In order to increase the efficiency of NMR-based protein-ligand binding screens, small molecules are often screened as mixtures. Generally, mixture sizes have been arbitrarily chosen to contain 5-10 compounds. An analysis of the efficiency of mixtures and a corresponding determination of the optimum mixture size (OMS) that minimizes the amount of material and instrumentation time required for an NMR screen has been lacking. A model for calculating OMS based on the application of the hypergeometric distribution function to determine the probability of a "hit" for various mixture sizes and hit rates has been determined.
Hypergeometric distribution function
Where P is the probability of a mixture containing at least one hit, x is the number of hits present in a mixture, n is the number of compounds in the mixture, M is the number of hits present in the library, and N is the total population of the library.

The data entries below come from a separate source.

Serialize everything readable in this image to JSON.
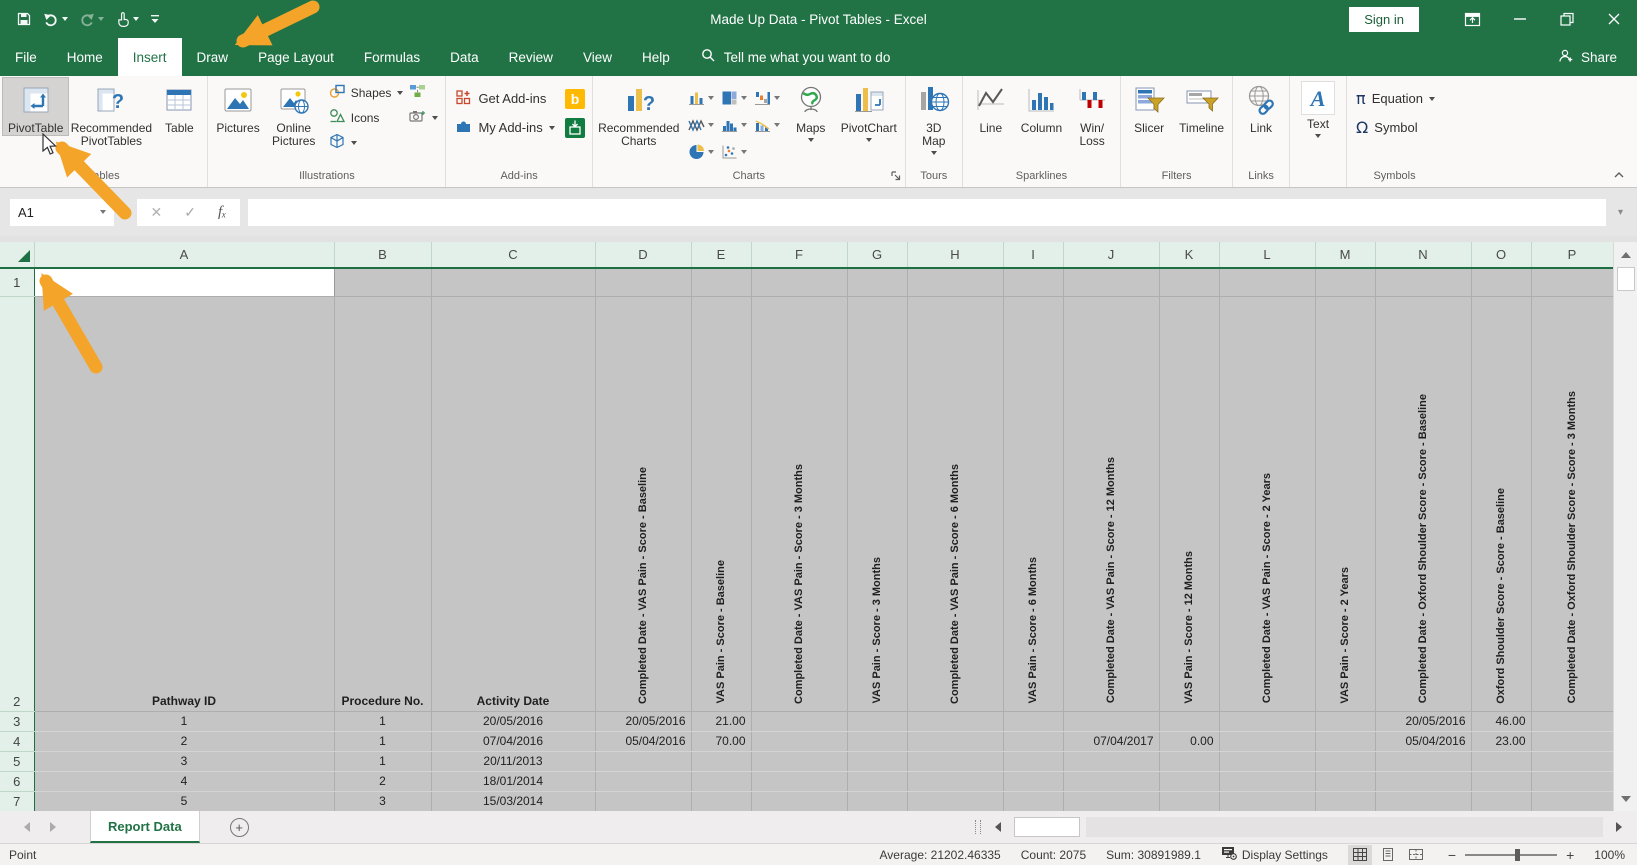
{
  "colors": {
    "excel_green": "#217346",
    "header_underline": "#1E7044",
    "arrow_orange": "#F4A428",
    "cell_gray": "#C5C5C5",
    "accent_blue": "#2E75B6"
  },
  "title_bar": {
    "title": "Made Up Data - Pivot Tables  -  Excel",
    "sign_in_label": "Sign in"
  },
  "ribbon_tabs": {
    "file": "File",
    "home": "Home",
    "insert": "Insert",
    "draw": "Draw",
    "page_layout": "Page Layout",
    "formulas": "Formulas",
    "data": "Data",
    "review": "Review",
    "view": "View",
    "help": "Help",
    "tell_me": "Tell me what you want to do",
    "share": "Share"
  },
  "ribbon": {
    "tables_group": {
      "label": "Tables",
      "pivottable": "PivotTable",
      "recommended_pivottables": "Recommended PivotTables",
      "table": "Table"
    },
    "illustrations_group": {
      "label": "Illustrations",
      "pictures": "Pictures",
      "online_pictures": "Online Pictures",
      "shapes": "Shapes",
      "icons": "Icons"
    },
    "addins_group": {
      "label": "Add-ins",
      "get_addins": "Get Add-ins",
      "my_addins": "My Add-ins"
    },
    "charts_group": {
      "label": "Charts",
      "recommended_charts": "Recommended Charts",
      "maps": "Maps",
      "pivotchart": "PivotChart"
    },
    "tours_group": {
      "label": "Tours",
      "map_3d": "3D Map"
    },
    "sparklines_group": {
      "label": "Sparklines",
      "line": "Line",
      "column": "Column",
      "win_loss": "Win/ Loss"
    },
    "filters_group": {
      "label": "Filters",
      "slicer": "Slicer",
      "timeline": "Timeline"
    },
    "links_group": {
      "label": "Links",
      "link": "Link"
    },
    "text_group": {
      "text": "Text"
    },
    "symbols_group": {
      "label": "Symbols",
      "equation": "Equation",
      "symbol": "Symbol"
    }
  },
  "formula_bar": {
    "name_box": "A1",
    "formula_value": ""
  },
  "sheet": {
    "columns": [
      "A",
      "B",
      "C",
      "D",
      "E",
      "F",
      "G",
      "H",
      "I",
      "J",
      "K",
      "L",
      "M",
      "N",
      "O",
      "P"
    ],
    "row_numbers": [
      "1",
      "2",
      "3",
      "4",
      "5",
      "6",
      "7"
    ],
    "header_row": {
      "A": "Pathway ID",
      "B": "Procedure No.",
      "C": "Activity Date",
      "D": "Completed Date - VAS Pain - Score - Baseline",
      "E": "VAS Pain - Score - Baseline",
      "F": "Completed Date - VAS Pain - Score - 3 Months",
      "G": "VAS Pain - Score - 3 Months",
      "H": "Completed Date - VAS Pain - Score - 6 Months",
      "I": "VAS Pain - Score - 6 Months",
      "J": "Completed Date - VAS Pain - Score - 12 Months",
      "K": "VAS Pain - Score - 12 Months",
      "L": "Completed Date - VAS Pain - Score - 2 Years",
      "M": "VAS Pain - Score - 2 Years",
      "N": "Completed Date - Oxford Shoulder Score - Score - Baseline",
      "O": "Oxford Shoulder Score - Score - Baseline",
      "P": "Completed Date - Oxford Shoulder Score - Score - 3 Months"
    },
    "r3": {
      "A": "1",
      "B": "1",
      "C": "20/05/2016",
      "D": "20/05/2016",
      "E": "21.00",
      "N": "20/05/2016",
      "O": "46.00"
    },
    "r4": {
      "A": "2",
      "B": "1",
      "C": "07/04/2016",
      "D": "05/04/2016",
      "E": "70.00",
      "J": "07/04/2017",
      "K": "0.00",
      "N": "05/04/2016",
      "O": "23.00"
    },
    "r5": {
      "A": "3",
      "B": "1",
      "C": "20/11/2013"
    },
    "r6": {
      "A": "4",
      "B": "2",
      "C": "18/01/2014"
    },
    "r7": {
      "A": "5",
      "B": "3",
      "C": "15/03/2014"
    }
  },
  "sheet_tabs": {
    "active_tab": "Report Data"
  },
  "status_bar": {
    "mode": "Point",
    "average": "Average: 21202.46335",
    "count": "Count: 2075",
    "sum": "Sum: 30891989.1",
    "display_settings": "Display Settings",
    "zoom_level": "100%"
  }
}
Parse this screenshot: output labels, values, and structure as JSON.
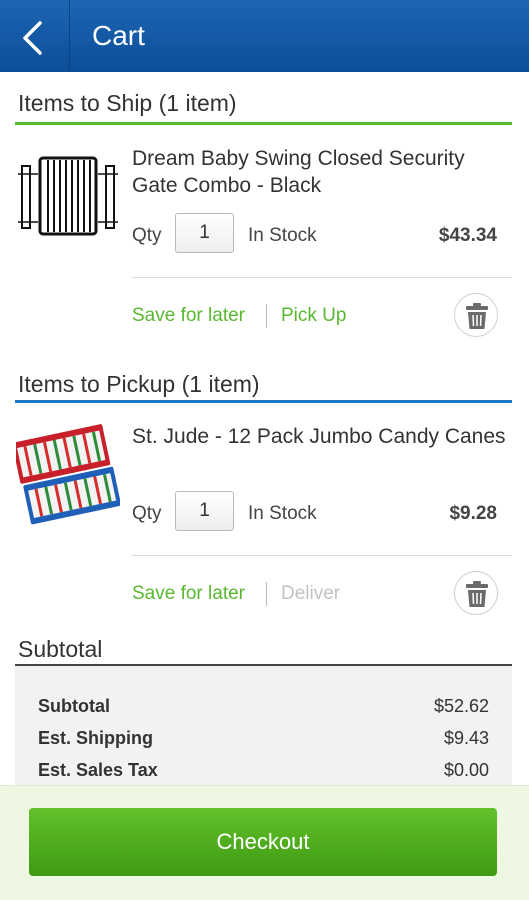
{
  "header": {
    "title": "Cart"
  },
  "ship_section": {
    "title": "Items to Ship (1 item)",
    "accent": "#59b831",
    "item": {
      "name": "Dream Baby Swing Closed Security Gate Combo - Black",
      "qty_label": "Qty",
      "qty": "1",
      "stock": "In Stock",
      "price": "$43.34",
      "save_label": "Save for later",
      "alt_action": "Pick Up"
    }
  },
  "pickup_section": {
    "title": "Items to Pickup (1 item)",
    "accent": "#1f77c9",
    "item": {
      "name": "St. Jude  - 12 Pack Jumbo Candy Canes",
      "qty_label": "Qty",
      "qty": "1",
      "stock": "In Stock",
      "price": "$9.28",
      "save_label": "Save for later",
      "alt_action": "Deliver"
    }
  },
  "summary": {
    "title": "Subtotal",
    "rows": [
      {
        "label": "Subtotal",
        "value": "$52.62"
      },
      {
        "label": "Est. Shipping",
        "value": "$9.43"
      },
      {
        "label": "Est. Sales Tax",
        "value": "$0.00"
      }
    ]
  },
  "checkout": {
    "label": "Checkout"
  },
  "colors": {
    "header": "#1c66b2",
    "green": "#59b831",
    "blue": "#1f77c9"
  }
}
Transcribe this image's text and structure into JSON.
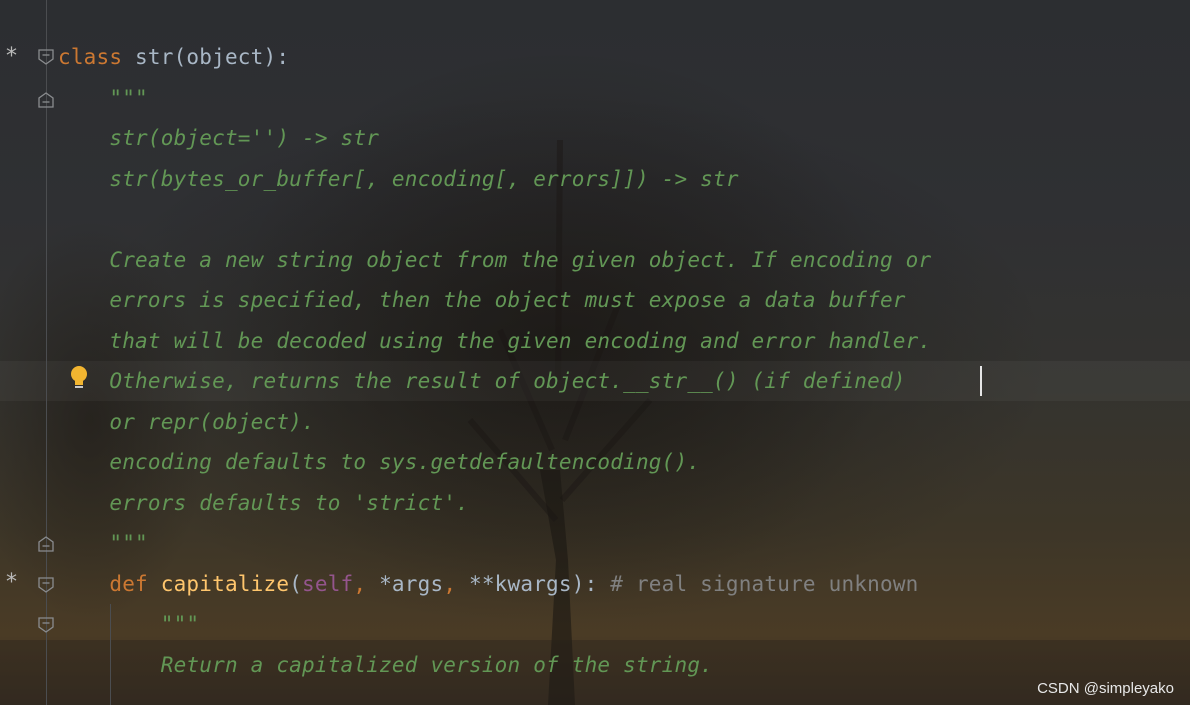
{
  "editor": {
    "lines": [
      {
        "indent": "",
        "tokens": [
          [
            "kw",
            "class"
          ],
          [
            "plain",
            " str(object):"
          ]
        ]
      },
      {
        "indent": "    ",
        "tokens": [
          [
            "doc",
            "\"\"\""
          ]
        ]
      },
      {
        "indent": "    ",
        "tokens": [
          [
            "doc",
            "str(object='') -> str"
          ]
        ]
      },
      {
        "indent": "    ",
        "tokens": [
          [
            "doc",
            "str(bytes_or_buffer[, encoding[, errors]]) -> str"
          ]
        ]
      },
      {
        "indent": "",
        "tokens": []
      },
      {
        "indent": "    ",
        "tokens": [
          [
            "doc",
            "Create a new string object from the given object. If encoding or"
          ]
        ]
      },
      {
        "indent": "    ",
        "tokens": [
          [
            "doc",
            "errors is specified, then the object must expose a data buffer"
          ]
        ]
      },
      {
        "indent": "    ",
        "tokens": [
          [
            "doc",
            "that will be decoded using the given encoding and error handler."
          ]
        ]
      },
      {
        "indent": "    ",
        "tokens": [
          [
            "doc",
            "Otherwise, returns the result of object.__str__() (if defined)"
          ]
        ]
      },
      {
        "indent": "    ",
        "tokens": [
          [
            "doc",
            "or repr(object)."
          ]
        ]
      },
      {
        "indent": "    ",
        "tokens": [
          [
            "doc",
            "encoding defaults to sys.getdefaultencoding()."
          ]
        ]
      },
      {
        "indent": "    ",
        "tokens": [
          [
            "doc",
            "errors defaults to 'strict'."
          ]
        ]
      },
      {
        "indent": "    ",
        "tokens": [
          [
            "doc",
            "\"\"\""
          ]
        ]
      },
      {
        "indent": "    ",
        "tokens": [
          [
            "kw",
            "def "
          ],
          [
            "fn",
            "capitalize"
          ],
          [
            "plain",
            "("
          ],
          [
            "self",
            "self"
          ],
          [
            "kw",
            ", "
          ],
          [
            "plain",
            "*args"
          ],
          [
            "kw",
            ", "
          ],
          [
            "plain",
            "**kwargs): "
          ],
          [
            "cmt",
            "# real signature unknown"
          ]
        ]
      },
      {
        "indent": "        ",
        "tokens": [
          [
            "doc",
            "\"\"\""
          ]
        ]
      },
      {
        "indent": "        ",
        "tokens": [
          [
            "doc",
            "Return a capitalized version of the string."
          ]
        ]
      }
    ],
    "gutter_markers": {
      "star": "*"
    },
    "colors": {
      "docstring": "#629755",
      "keyword": "#cc7832",
      "identifier": "#a9b7c6",
      "function": "#ffc66d",
      "self": "#94558d",
      "comment": "#808080"
    },
    "icons": [
      "fold-icon",
      "lightbulb-icon"
    ]
  },
  "watermark": "CSDN @simpleyako"
}
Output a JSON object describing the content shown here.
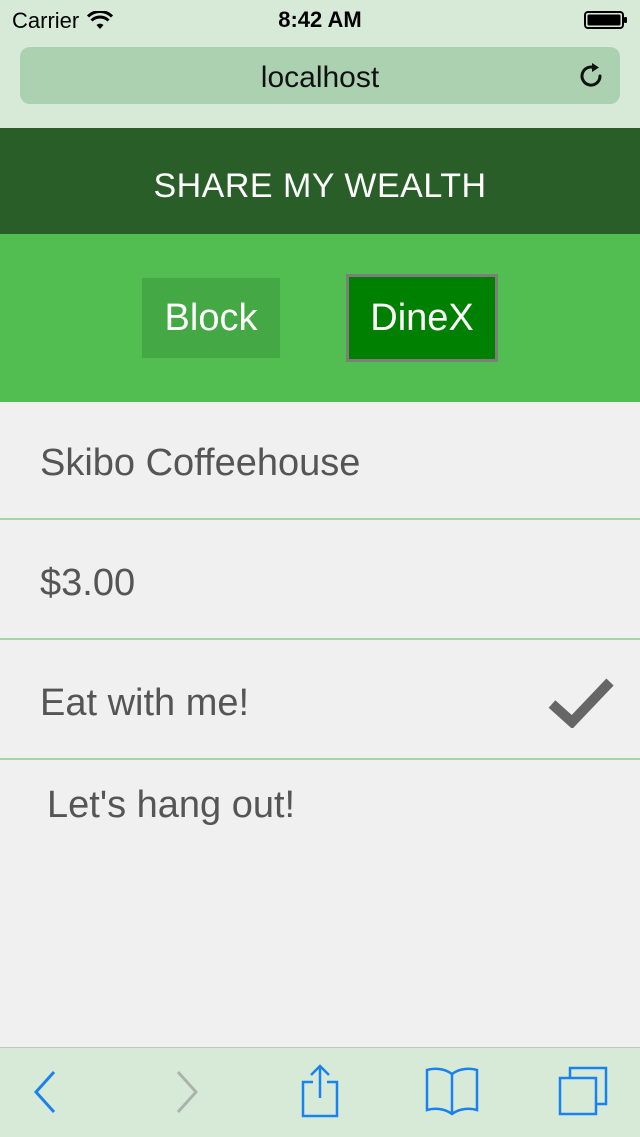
{
  "status_bar": {
    "carrier": "Carrier",
    "time": "8:42 AM",
    "icons": [
      "wifi-icon",
      "battery-icon"
    ]
  },
  "browser": {
    "url": "localhost",
    "reload_icon": "reload-icon"
  },
  "header": {
    "title": "SHARE MY WEALTH"
  },
  "toggle": {
    "options": [
      "Block",
      "DineX"
    ],
    "selected": "DineX"
  },
  "form": {
    "location": "Skibo Coffeehouse",
    "amount": "$3.00",
    "eat_with_me": {
      "label": "Eat with me!",
      "checked": true
    },
    "message": "Let's hang out!"
  },
  "toolbar": {
    "icons": [
      "back-icon",
      "forward-icon",
      "share-icon",
      "bookmarks-icon",
      "tabs-icon"
    ]
  },
  "colors": {
    "header_bg": "#2a5e29",
    "band_bg": "#52be52",
    "selected_btn": "#008000",
    "unselected_btn": "#44a844",
    "divider": "#a6d6a8",
    "ios_blue": "#1a82f0"
  }
}
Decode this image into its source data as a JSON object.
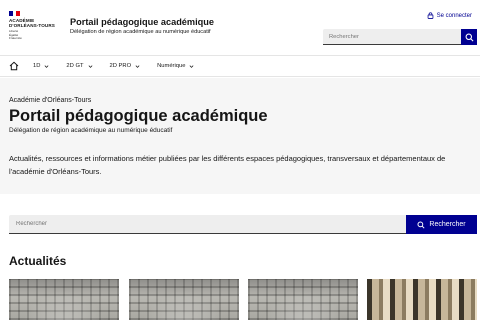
{
  "header": {
    "logo": {
      "line1": "ACADÉMIE",
      "line2": "D'ORLÉANS-TOURS",
      "motto": [
        "Liberté",
        "Égalité",
        "Fraternité"
      ]
    },
    "site_title": "Portail pédagogique académique",
    "site_subtitle": "Délégation de région académique au numérique éducatif",
    "login_label": "Se connecter",
    "search_placeholder": "Rechercher"
  },
  "nav": {
    "home_icon": "home-icon",
    "items": [
      {
        "label": "1D"
      },
      {
        "label": "2D GT"
      },
      {
        "label": "2D PRO"
      },
      {
        "label": "Numérique"
      }
    ]
  },
  "hero": {
    "kicker": "Académie d'Orléans-Tours",
    "title": "Portail pédagogique académique",
    "subtitle": "Délégation de région académique au numérique éducatif",
    "description": "Actualités, ressources et informations métier publiées par les différents espaces pédagogiques, transversaux et départementaux de l'académie d'Orléans-Tours."
  },
  "main_search": {
    "placeholder": "Rechercher",
    "button_label": "Rechercher"
  },
  "news": {
    "section_title": "Actualités"
  },
  "colors": {
    "primary": "#000091",
    "hero_bg": "#f6f6f6",
    "flag_red": "#e1000f"
  }
}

Impact of Deconvolution
Where T is the total number NMR experiments collected to identify binders in a library.
The OMS is strongly hit-rate dependent and drops dramatically as the hit-rate approaches typical values (~5%) observed for directed or focused chemical libraries. Since the efficiency of a screen (minimal number of NMR experiments) is always greater in the absence of deconvolution, it is always better to assay a directed library using small mixture sizes (3-4) that does not require deconvolution.
- K. A. Mercier and R. Powers* (2005) "Determining the Optimal Size of Small Molecule Mixtures for High Throughput NMR Screening", J. Biomol. NMR, 31(3):243-258. PMID15803397.
- From: Journal of Biomolecular NMR (2005)